What is required:
Filter the entries, keeping every line with the string "icon".

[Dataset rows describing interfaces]
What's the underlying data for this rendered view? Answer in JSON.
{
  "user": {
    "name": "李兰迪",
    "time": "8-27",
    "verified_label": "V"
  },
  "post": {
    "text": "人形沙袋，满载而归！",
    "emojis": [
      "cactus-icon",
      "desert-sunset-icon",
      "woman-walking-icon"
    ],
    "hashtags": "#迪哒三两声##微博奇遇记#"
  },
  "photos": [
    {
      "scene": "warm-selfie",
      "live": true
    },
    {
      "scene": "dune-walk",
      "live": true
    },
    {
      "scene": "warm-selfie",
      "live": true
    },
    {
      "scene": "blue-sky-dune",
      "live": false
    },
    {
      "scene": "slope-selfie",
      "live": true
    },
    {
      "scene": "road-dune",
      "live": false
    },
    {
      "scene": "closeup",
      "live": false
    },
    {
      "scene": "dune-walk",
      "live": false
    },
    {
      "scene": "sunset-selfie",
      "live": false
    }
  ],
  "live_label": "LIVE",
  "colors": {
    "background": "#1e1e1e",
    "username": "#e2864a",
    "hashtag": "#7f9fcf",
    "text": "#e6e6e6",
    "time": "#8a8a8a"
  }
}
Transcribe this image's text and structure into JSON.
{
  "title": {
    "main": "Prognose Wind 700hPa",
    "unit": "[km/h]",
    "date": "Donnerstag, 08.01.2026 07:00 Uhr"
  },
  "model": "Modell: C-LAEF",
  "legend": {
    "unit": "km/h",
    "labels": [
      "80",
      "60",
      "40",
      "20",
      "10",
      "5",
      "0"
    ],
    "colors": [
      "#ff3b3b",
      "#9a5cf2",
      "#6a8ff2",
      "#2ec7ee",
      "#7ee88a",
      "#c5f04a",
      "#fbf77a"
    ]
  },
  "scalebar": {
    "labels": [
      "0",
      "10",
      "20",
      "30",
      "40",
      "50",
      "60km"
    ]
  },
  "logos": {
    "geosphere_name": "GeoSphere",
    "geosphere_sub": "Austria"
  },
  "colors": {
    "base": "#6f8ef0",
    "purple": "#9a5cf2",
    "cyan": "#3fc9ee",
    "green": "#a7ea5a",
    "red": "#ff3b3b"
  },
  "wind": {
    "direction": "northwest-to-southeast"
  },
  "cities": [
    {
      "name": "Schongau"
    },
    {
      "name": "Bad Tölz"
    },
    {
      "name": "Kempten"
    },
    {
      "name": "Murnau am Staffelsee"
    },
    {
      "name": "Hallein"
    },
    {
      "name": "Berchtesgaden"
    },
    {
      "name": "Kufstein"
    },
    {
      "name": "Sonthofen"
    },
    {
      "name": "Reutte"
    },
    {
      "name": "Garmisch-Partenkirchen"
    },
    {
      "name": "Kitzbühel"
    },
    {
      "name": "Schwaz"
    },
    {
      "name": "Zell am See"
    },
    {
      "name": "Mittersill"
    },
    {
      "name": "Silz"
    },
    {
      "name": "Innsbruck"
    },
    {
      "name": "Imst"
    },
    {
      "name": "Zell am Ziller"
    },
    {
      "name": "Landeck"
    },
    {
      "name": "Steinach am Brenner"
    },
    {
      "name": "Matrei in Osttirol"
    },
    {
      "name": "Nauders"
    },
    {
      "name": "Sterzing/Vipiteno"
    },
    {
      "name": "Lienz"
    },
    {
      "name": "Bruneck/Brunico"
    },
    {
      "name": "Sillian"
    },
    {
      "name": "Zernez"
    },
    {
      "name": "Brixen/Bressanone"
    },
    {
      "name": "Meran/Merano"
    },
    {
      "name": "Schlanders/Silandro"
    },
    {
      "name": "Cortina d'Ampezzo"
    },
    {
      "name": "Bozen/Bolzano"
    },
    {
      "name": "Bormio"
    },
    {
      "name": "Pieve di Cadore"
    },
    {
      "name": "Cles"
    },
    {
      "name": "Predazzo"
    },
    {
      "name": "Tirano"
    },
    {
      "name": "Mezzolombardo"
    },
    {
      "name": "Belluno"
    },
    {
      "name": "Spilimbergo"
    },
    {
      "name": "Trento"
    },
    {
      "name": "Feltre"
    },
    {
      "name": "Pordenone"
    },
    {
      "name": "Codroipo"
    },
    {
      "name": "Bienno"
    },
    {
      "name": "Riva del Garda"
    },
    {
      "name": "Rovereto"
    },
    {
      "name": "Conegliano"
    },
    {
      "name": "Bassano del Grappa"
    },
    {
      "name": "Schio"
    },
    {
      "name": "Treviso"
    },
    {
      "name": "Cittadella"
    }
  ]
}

Task output:
      "cactus-icon",
      "desert-sunset-icon",
      "woman-walking-icon"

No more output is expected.